(What to produce)
Word for word, repeat all of the entries.

App and web page records

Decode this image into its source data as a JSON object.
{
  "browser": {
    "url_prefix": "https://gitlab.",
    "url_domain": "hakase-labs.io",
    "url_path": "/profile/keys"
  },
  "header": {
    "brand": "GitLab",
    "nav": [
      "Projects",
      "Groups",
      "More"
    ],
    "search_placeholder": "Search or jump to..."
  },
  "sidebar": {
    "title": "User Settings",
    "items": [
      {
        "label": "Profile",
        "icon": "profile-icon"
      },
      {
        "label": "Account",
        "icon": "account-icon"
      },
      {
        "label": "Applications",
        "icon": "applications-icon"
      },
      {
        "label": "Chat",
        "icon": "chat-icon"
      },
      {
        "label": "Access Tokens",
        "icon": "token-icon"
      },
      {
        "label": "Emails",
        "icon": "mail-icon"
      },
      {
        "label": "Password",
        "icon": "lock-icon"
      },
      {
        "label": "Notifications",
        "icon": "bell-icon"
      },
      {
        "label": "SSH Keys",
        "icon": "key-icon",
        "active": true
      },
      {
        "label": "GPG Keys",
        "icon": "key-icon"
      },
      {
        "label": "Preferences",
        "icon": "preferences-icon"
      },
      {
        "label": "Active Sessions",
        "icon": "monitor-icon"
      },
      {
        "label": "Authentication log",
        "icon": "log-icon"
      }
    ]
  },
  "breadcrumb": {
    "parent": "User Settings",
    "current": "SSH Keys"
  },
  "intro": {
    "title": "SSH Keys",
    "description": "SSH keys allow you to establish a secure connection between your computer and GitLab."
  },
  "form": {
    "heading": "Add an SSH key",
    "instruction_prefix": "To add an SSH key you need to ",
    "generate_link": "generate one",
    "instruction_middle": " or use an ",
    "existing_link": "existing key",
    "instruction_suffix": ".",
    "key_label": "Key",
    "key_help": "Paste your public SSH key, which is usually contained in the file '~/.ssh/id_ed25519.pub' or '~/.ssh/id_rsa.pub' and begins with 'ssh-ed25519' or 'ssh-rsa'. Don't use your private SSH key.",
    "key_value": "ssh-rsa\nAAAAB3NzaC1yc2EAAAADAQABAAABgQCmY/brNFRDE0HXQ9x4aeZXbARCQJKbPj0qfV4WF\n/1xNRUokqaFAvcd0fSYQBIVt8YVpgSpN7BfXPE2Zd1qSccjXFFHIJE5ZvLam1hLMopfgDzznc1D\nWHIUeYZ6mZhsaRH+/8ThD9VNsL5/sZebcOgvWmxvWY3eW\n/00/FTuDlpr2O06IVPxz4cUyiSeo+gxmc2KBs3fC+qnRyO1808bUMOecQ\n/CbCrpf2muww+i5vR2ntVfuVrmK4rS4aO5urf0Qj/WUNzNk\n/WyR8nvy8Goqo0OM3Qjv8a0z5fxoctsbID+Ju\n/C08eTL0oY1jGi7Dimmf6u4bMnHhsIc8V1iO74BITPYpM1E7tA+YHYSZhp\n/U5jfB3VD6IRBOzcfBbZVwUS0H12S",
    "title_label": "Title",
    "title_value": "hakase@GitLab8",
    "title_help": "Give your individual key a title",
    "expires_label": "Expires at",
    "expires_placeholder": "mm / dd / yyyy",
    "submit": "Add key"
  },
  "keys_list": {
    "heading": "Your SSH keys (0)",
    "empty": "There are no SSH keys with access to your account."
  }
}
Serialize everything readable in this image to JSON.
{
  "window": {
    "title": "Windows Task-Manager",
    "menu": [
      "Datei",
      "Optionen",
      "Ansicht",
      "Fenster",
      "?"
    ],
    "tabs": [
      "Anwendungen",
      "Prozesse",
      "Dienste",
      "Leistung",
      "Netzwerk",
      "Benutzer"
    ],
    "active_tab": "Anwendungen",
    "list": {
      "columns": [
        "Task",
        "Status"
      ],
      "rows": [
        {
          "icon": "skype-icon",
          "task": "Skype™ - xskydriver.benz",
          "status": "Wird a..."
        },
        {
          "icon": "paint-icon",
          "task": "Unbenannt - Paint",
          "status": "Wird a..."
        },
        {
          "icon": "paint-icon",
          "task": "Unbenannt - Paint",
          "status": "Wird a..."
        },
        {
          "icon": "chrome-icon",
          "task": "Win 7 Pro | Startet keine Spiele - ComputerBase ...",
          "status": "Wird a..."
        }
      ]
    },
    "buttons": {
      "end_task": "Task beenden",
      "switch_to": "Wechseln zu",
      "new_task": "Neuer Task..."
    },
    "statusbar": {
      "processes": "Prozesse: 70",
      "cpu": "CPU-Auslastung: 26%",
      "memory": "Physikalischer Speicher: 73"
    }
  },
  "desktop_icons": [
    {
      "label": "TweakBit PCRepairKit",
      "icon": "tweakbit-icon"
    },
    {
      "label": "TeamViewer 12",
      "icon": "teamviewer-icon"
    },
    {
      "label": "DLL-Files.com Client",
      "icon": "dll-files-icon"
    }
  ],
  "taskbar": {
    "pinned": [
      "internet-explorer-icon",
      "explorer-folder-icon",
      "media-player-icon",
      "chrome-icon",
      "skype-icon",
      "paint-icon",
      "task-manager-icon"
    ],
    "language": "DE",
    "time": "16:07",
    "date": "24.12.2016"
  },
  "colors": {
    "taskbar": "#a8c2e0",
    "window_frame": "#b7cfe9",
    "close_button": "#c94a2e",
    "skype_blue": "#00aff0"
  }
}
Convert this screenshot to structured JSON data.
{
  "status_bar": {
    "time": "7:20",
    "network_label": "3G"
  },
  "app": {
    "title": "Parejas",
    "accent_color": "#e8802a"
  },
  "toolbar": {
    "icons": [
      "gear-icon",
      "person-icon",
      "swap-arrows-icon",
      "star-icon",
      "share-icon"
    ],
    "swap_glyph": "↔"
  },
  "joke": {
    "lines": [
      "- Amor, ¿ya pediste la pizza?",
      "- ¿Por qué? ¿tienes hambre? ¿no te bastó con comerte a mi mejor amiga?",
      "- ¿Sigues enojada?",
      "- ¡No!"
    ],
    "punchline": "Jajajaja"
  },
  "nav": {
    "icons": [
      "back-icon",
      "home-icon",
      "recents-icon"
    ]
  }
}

(Task solution)
Decode this image into its source data as a JSON object.
{
  "browser": {
    "url_prefix": "https://gitlab.",
    "url_domain": "hakase-labs.io",
    "url_path": "/profile/keys"
  },
  "header": {
    "brand": "GitLab",
    "nav": [
      "Projects",
      "Groups",
      "More"
    ],
    "search_placeholder": "Search or jump to..."
  },
  "sidebar": {
    "title": "User Settings",
    "items": [
      {
        "label": "Profile",
        "icon": "profile-icon"
      },
      {
        "label": "Account",
        "icon": "account-icon"
      },
      {
        "label": "Applications",
        "icon": "applications-icon"
      },
      {
        "label": "Chat",
        "icon": "chat-icon"
      },
      {
        "label": "Access Tokens",
        "icon": "token-icon"
      },
      {
        "label": "Emails",
        "icon": "mail-icon"
      },
      {
        "label": "Password",
        "icon": "lock-icon"
      },
      {
        "label": "Notifications",
        "icon": "bell-icon"
      },
      {
        "label": "SSH Keys",
        "icon": "key-icon",
        "active": true
      },
      {
        "label": "GPG Keys",
        "icon": "key-icon"
      },
      {
        "label": "Preferences",
        "icon": "preferences-icon"
      },
      {
        "label": "Active Sessions",
        "icon": "monitor-icon"
      },
      {
        "label": "Authentication log",
        "icon": "log-icon"
      }
    ]
  },
  "breadcrumb": {
    "parent": "User Settings",
    "current": "SSH Keys"
  },
  "intro": {
    "title": "SSH Keys",
    "description": "SSH keys allow you to establish a secure connection between your computer and GitLab."
  },
  "form": {
    "heading": "Add an SSH key",
    "instruction_prefix": "To add an SSH key you need to ",
    "generate_link": "generate one",
    "instruction_middle": " or use an ",
    "existing_link": "existing key",
    "instruction_suffix": ".",
    "key_label": "Key",
    "key_help": "Paste your public SSH key, which is usually contained in the file '~/.ssh/id_ed25519.pub' or '~/.ssh/id_rsa.pub' and begins with 'ssh-ed25519' or 'ssh-rsa'. Don't use your private SSH key.",
    "key_value": "ssh-rsa\nAAAAB3NzaC1yc2EAAAADAQABAAABgQCmY/brNFRDE0HXQ9x4aeZXbARCQJKbPj0qfV4WF\n/1xNRUokqaFAvcd0fSYQBIVt8YVpgSpN7BfXPE2Zd1qSccjXFFHIJE5ZvLam1hLMopfgDzznc1D\nWHIUeYZ6mZhsaRH+/8ThD9VNsL5/sZebcOgvWmxvWY3eW\n/00/FTuDlpr2O06IVPxz4cUyiSeo+gxmc2KBs3fC+qnRyO1808bUMOecQ\n/CbCrpf2muww+i5vR2ntVfuVrmK4rS4aO5urf0Qj/WUNzNk\n/WyR8nvy8Goqo0OM3Qjv8a0z5fxoctsbID+Ju\n/C08eTL0oY1jGi7Dimmf6u4bMnHhsIc8V1iO74BITPYpM1E7tA+YHYSZhp\n/U5jfB3VD6IRBOzcfBbZVwUS0H12S",
    "title_label": "Title",
    "title_value": "hakase@GitLab8",
    "title_help": "Give your individual key a title",
    "expires_label": "Expires at",
    "expires_placeholder": "mm / dd / yyyy",
    "submit": "Add key"
  },
  "keys_list": {
    "heading": "Your SSH keys (0)",
    "empty": "There are no SSH keys with access to your account."
  }
}
Serialize everything readable in this image to JSON.
{
  "window": {
    "title": "Windows Task-Manager",
    "menu": [
      "Datei",
      "Optionen",
      "Ansicht",
      "Fenster",
      "?"
    ],
    "tabs": [
      "Anwendungen",
      "Prozesse",
      "Dienste",
      "Leistung",
      "Netzwerk",
      "Benutzer"
    ],
    "active_tab": "Anwendungen",
    "list": {
      "columns": [
        "Task",
        "Status"
      ],
      "rows": [
        {
          "icon": "skype-icon",
          "task": "Skype™ - xskydriver.benz",
          "status": "Wird a..."
        },
        {
          "icon": "paint-icon",
          "task": "Unbenannt - Paint",
          "status": "Wird a..."
        },
        {
          "icon": "paint-icon",
          "task": "Unbenannt - Paint",
          "status": "Wird a..."
        },
        {
          "icon": "chrome-icon",
          "task": "Win 7 Pro | Startet keine Spiele - ComputerBase ...",
          "status": "Wird a..."
        }
      ]
    },
    "buttons": {
      "end_task": "Task beenden",
      "switch_to": "Wechseln zu",
      "new_task": "Neuer Task..."
    },
    "statusbar": {
      "processes": "Prozesse: 70",
      "cpu": "CPU-Auslastung: 26%",
      "memory": "Physikalischer Speicher: 73"
    }
  },
  "desktop_icons": [
    {
      "label": "TweakBit PCRepairKit",
      "icon": "tweakbit-icon"
    },
    {
      "label": "TeamViewer 12",
      "icon": "teamviewer-icon"
    },
    {
      "label": "DLL-Files.com Client",
      "icon": "dll-files-icon"
    }
  ],
  "taskbar": {
    "pinned": [
      "internet-explorer-icon",
      "explorer-folder-icon",
      "media-player-icon",
      "chrome-icon",
      "skype-icon",
      "paint-icon",
      "task-manager-icon"
    ],
    "language": "DE",
    "time": "16:07",
    "date": "24.12.2016"
  },
  "colors": {
    "taskbar": "#a8c2e0",
    "window_frame": "#b7cfe9",
    "close_button": "#c94a2e",
    "skype_blue": "#00aff0"
  }
}
Convert this screenshot to structured JSON data.
{
  "status_bar": {
    "time": "7:20",
    "network_label": "3G"
  },
  "app": {
    "title": "Parejas",
    "accent_color": "#e8802a"
  },
  "toolbar": {
    "icons": [
      "gear-icon",
      "person-icon",
      "swap-arrows-icon",
      "star-icon",
      "share-icon"
    ],
    "swap_glyph": "↔"
  },
  "joke": {
    "lines": [
      "- Amor, ¿ya pediste la pizza?",
      "- ¿Por qué? ¿tienes hambre? ¿no te bastó con comerte a mi mejor amiga?",
      "- ¿Sigues enojada?",
      "- ¡No!"
    ],
    "punchline": "Jajajaja"
  },
  "nav": {
    "icons": [
      "back-icon",
      "home-icon",
      "recents-icon"
    ]
  }
}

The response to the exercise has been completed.